Despite multifaceted pharmacotherapeutic options available, the global burden of controlled and uncontrolled cardiovascular disease and metabolic syndrome has been ceaselessly rising over the past decades, highlighting the unmet needs for prevention efforts to curve this public health epidemic. Notably, physical inactivity has been recognized as the most prevalent modifiable risk factor for development of diseases associated with aging. To this end, understanding the fundamental molecular mechanisms of exercise is crucial as it can provide insights into the pathological processes during disease development and may lead to the discovery of novel molecular therapeutic targets. Using cutting-edge biotechnologies, the Translational Exercise Biology Laboratory (TEBL) focuses on answering questions such as:

  • What are the physiological changes following physical activity at the organ and tissue level?
  • How does the body adapt to a stimulus at the cellular level when it persists repeatedly and chronically?
  • Are changes in serological biomarkers following cerebrovascular brain injury in response to sports-related mild traumatic brain injury?

The innovative approaches the laboratory is taking include nanotechnology, bioinformatics, molecular physiology and genomics.
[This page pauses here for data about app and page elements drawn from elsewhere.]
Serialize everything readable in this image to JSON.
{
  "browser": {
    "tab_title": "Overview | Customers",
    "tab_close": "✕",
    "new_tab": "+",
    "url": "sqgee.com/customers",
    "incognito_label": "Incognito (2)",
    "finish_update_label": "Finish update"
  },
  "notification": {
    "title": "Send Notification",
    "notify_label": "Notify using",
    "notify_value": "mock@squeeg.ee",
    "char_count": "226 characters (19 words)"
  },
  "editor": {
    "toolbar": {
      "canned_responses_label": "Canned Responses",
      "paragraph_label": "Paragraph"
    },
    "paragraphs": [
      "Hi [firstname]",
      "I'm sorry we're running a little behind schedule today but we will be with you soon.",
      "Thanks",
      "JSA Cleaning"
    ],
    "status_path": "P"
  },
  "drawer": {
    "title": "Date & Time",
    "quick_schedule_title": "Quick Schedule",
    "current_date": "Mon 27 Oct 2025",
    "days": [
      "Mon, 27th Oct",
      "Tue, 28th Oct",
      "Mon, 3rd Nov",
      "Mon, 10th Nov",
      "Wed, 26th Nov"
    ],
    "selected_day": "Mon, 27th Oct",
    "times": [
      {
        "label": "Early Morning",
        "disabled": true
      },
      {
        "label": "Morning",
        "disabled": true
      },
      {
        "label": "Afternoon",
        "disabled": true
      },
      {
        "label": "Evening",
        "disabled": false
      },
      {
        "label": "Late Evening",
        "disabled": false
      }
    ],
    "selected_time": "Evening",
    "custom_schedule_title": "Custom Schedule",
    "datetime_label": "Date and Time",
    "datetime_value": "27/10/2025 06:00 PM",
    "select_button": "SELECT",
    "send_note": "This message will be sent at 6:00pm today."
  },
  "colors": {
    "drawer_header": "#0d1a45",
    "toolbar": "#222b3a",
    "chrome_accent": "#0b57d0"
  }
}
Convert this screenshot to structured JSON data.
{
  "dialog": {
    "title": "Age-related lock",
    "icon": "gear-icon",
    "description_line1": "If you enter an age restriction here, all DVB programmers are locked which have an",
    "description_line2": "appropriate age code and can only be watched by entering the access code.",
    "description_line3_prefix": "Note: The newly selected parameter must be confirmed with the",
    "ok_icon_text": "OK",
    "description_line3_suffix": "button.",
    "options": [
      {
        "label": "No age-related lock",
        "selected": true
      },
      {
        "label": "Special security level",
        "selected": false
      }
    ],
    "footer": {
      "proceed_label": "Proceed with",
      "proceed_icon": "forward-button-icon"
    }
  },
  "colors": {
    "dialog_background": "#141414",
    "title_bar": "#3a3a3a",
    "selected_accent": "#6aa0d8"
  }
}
Furthermore, the transformative research models being used include, but are not limited to, “organ-on-a-chip” model, primary human tissue culture, liquid biopsy, transgenic mouse models, site-directed mutagenesis, random DNA mutation capturing, extracellular vesicle-based high-throughput biomarker screening, next generation sequencing, and metabolomic profiling other -omics technologies.

Learn more about TEBL.


Joon Young Park

Associate Professor
View Profile
1800 N. Broad Street